“This movie is so close to us,” Adele Exarchopoulos told The New Yorker‘s Emily Greenhouse in a 10.24 post about Blue Is The Warmest Color. “The camera was so close to us, we had to give everything. Director Abdellatif Kechiche, she said, “wanted to capture your soul.”
“’When he’s watching people,’ she said, describing nights at clubs and endless walks with the director, ‘it’s as if he’s on another planet sometimes. Something spiritual.’ On camera, Exarchopoulos does what every French teen-ager does — a mix of cigarettes, sex, and wine, in leather coats and messy hair just so — but she brings a jerking sensitivity and almost animal-like reactivity to the screen. In conversation, she’s like any other person who puts everything out there — which, especially before you’re twenty, is braver than it looks.
At the end of the piece Greenhouse asks Exarchopoulos “if she had worked with other directors since wrapping Blue. She told me she spent six days on another shoot. ‘I was a smaller character, but came in to shoot an important scene, supposed to be complex. And after three takes the director was like, okay, we’re done.
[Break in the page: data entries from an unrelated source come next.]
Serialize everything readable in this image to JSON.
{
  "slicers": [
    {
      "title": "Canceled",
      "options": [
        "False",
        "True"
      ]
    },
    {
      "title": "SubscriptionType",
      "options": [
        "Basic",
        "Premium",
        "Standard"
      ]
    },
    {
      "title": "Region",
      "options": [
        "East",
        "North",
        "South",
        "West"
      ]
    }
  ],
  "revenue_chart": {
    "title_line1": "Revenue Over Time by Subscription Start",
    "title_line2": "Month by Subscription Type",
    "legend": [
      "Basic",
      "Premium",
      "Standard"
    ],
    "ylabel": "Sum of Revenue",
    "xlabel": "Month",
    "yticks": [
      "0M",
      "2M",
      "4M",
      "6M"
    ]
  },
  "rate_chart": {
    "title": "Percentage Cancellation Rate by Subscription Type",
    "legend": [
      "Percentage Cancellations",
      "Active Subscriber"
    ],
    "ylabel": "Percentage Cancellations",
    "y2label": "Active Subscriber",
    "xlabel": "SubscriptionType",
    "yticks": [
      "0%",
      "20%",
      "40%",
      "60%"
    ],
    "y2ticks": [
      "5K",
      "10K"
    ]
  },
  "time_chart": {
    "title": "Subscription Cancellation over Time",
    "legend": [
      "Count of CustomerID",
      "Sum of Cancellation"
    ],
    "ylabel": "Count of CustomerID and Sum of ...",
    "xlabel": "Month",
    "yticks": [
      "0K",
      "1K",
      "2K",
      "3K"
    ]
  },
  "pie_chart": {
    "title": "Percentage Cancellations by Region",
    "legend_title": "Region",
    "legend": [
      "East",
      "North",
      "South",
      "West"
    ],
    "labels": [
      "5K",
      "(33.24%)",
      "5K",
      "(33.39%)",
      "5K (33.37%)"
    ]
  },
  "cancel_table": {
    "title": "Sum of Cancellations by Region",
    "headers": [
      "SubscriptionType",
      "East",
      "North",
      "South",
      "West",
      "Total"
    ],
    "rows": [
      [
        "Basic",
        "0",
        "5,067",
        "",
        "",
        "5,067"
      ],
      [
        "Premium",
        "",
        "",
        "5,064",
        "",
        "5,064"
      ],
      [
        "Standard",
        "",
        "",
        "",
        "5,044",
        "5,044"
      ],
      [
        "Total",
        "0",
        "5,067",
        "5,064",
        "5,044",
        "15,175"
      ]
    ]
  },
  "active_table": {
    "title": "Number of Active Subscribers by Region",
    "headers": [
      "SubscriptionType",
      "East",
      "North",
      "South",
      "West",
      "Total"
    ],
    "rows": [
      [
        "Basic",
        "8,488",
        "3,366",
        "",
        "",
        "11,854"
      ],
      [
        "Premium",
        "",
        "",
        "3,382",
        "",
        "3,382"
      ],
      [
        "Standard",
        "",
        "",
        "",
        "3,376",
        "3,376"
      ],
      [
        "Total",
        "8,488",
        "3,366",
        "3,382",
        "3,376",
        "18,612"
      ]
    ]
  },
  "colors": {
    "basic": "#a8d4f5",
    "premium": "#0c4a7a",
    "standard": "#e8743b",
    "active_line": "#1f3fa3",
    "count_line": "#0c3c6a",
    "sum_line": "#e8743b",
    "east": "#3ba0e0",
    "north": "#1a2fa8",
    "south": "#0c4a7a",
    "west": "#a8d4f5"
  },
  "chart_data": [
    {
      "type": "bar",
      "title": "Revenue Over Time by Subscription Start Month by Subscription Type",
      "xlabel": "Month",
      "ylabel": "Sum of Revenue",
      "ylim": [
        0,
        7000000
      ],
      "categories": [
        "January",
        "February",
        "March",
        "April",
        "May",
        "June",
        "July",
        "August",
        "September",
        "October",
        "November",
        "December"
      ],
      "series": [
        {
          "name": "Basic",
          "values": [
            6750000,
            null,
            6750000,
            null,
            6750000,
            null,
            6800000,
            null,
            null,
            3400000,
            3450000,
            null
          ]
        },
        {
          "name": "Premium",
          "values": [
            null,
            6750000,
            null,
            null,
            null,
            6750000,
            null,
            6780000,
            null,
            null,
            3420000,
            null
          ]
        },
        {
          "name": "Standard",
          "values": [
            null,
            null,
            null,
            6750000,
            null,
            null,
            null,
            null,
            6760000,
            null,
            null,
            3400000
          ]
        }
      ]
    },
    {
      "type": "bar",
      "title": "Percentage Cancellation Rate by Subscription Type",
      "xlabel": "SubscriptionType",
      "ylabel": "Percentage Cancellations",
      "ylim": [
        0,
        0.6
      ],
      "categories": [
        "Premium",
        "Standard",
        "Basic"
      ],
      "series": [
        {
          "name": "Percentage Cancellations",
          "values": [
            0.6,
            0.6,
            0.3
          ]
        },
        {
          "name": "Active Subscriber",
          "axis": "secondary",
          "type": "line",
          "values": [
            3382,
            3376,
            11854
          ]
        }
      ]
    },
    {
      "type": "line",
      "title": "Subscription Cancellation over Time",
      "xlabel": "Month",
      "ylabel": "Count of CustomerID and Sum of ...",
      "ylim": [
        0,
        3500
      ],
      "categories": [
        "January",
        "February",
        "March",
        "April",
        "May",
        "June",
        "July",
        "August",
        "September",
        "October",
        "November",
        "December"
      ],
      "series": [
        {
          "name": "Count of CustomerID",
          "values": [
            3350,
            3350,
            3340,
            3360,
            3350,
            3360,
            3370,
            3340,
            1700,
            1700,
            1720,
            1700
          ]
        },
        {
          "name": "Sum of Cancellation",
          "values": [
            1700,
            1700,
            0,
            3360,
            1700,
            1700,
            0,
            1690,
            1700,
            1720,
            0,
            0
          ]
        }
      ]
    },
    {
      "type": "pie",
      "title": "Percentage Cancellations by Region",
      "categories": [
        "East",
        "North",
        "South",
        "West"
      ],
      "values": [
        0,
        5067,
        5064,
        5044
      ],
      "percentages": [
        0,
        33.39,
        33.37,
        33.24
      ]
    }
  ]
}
I gasped. I was, like, Oh, no, it’s so shitty — I haven’t given anything!'”